What followed after my accident, were my darkest months in service. I contemplated quitting service daily. I was told there would be no shame in that-in quitting. However, I chose to stick it out. Even though I spent 90% of my time in my bedroom in those first months, my friends told me I was strong because I was still here. I chose not to take motorcycles, and I couldn’t walk much. My programs in the school and the community, fell apart. I tried to talk about it with my host family, but at the end of the day, they were never going to understand where I was coming from, because they have all been in motorcycle accidents (to some extent)-it’s just something that happens and then you move on, because Gracias a Dios you survived. In early January, it was decided that in order to continue my working relationship with the school, I would move host families. It was another blow to my psyche. My host family was my foundation in the community. However, I understood the reason for the move. I adapted to the routine of my new host family, I returned to the school. 3 month IST happened. It felt like I was still going through the motions. Then I moved out to my own house.
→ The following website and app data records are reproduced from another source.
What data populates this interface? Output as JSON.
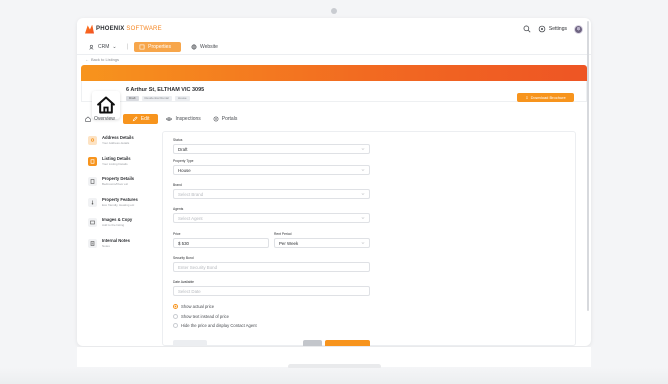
{
  "app": {
    "brand_primary": "PHOENIX",
    "brand_secondary": "SOFTWARE",
    "accent_color": "#f7941d",
    "settings_label": "Settings",
    "icons": {
      "search": "search-icon",
      "settings": "gear-icon",
      "avatar": "avatar"
    }
  },
  "nav": {
    "items": [
      {
        "label": "CRM",
        "icon": "crm-icon",
        "has_dropdown": true
      },
      {
        "label": "Properties",
        "icon": "properties-icon",
        "active": true
      },
      {
        "label": "Website",
        "icon": "globe-icon"
      }
    ]
  },
  "back_link": "Back to Listings",
  "property": {
    "address": "6 Arthur St, ELTHAM VIC 3095",
    "badges": [
      "Draft",
      "Residential Rental",
      "House"
    ],
    "download_label": "Download Brochure"
  },
  "tabs": [
    {
      "label": "Overview",
      "icon": "home-icon"
    },
    {
      "label": "Edit",
      "icon": "pencil-icon",
      "active": true
    },
    {
      "label": "Inspections",
      "icon": "eye-icon"
    },
    {
      "label": "Portals",
      "icon": "portal-icon"
    }
  ],
  "steps": [
    {
      "title": "Address Details",
      "subtitle": "Your Address details",
      "state": "done"
    },
    {
      "title": "Listing Details",
      "subtitle": "Your Listing Details",
      "state": "active"
    },
    {
      "title": "Property Details",
      "subtitle": "Bedrooms/Floor etc",
      "state": ""
    },
    {
      "title": "Property Features",
      "subtitle": "Eco friendly, Heating etc",
      "state": ""
    },
    {
      "title": "Images & Copy",
      "subtitle": "Add to the listing",
      "state": ""
    },
    {
      "title": "Internal Notes",
      "subtitle": "Notes",
      "state": ""
    }
  ],
  "form": {
    "status": {
      "label": "Status",
      "value": "Draft"
    },
    "property_type": {
      "label": "Property Type",
      "value": "House"
    },
    "brand": {
      "label": "Brand",
      "placeholder": "Select Brand"
    },
    "agents": {
      "label": "Agents",
      "placeholder": "Select Agent"
    },
    "price": {
      "label": "Price",
      "value": "$ 530"
    },
    "rent_period": {
      "label": "Rent Period",
      "value": "Per Week"
    },
    "security_bond": {
      "label": "Security Bond",
      "placeholder": "Enter Security Bond"
    },
    "date_available": {
      "label": "Date Available",
      "placeholder": "Select Date"
    },
    "price_display_options": [
      {
        "label": "Show actual price",
        "checked": true
      },
      {
        "label": "Show text instead of price",
        "checked": false
      },
      {
        "label": "Hide the price and display Contact Agent",
        "checked": false
      }
    ]
  }
}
To report that I am happier than I have ever been in site is an understatement. My typical day nowadays consists of waking up to my morning playlist, making my own coffee sans diabetes inducing sugar, preparing breakfast, washing dishes, checking in with my friends and family, playing with my new kitty Sasha Fierce aka Abeja (Queen Bee, thanks Jojo), and planning for the day. I eat lunch at my host mom’s house and then spend time with neighbors. When I return home, my young neighbors come over to color, read, and participate in my girls group where we’re currently discussing what makes us unique. When school is in session, my afternoons are occupied co-teaching HIV/AIDS awareness and planning for the upcoming school year. I then cook dinner while listening to my favorite podcasts, and make more phone calls to friends.
I’ve come a long way from where I was at in December. I understand now that change will always happen, but as long as I do what makes me happy and keep up my self-care, I will successfully complete my service with a smile on my face.
Name: Tess O’Leary
Sector: Youth, Family, and Community Development
COS date: October 2018
Site: Jamey, San Cristobal- A mountainous campo in the subtropical rainforest an hour-long uphill ride away from the 4th largest city in the Dominican Republic. Pros: scenic views, river, waterfall, all the fruit and viveres you want, my house (COME VISIT!!) Cons: you can’t summon a magic carpet to transport you around wherever you want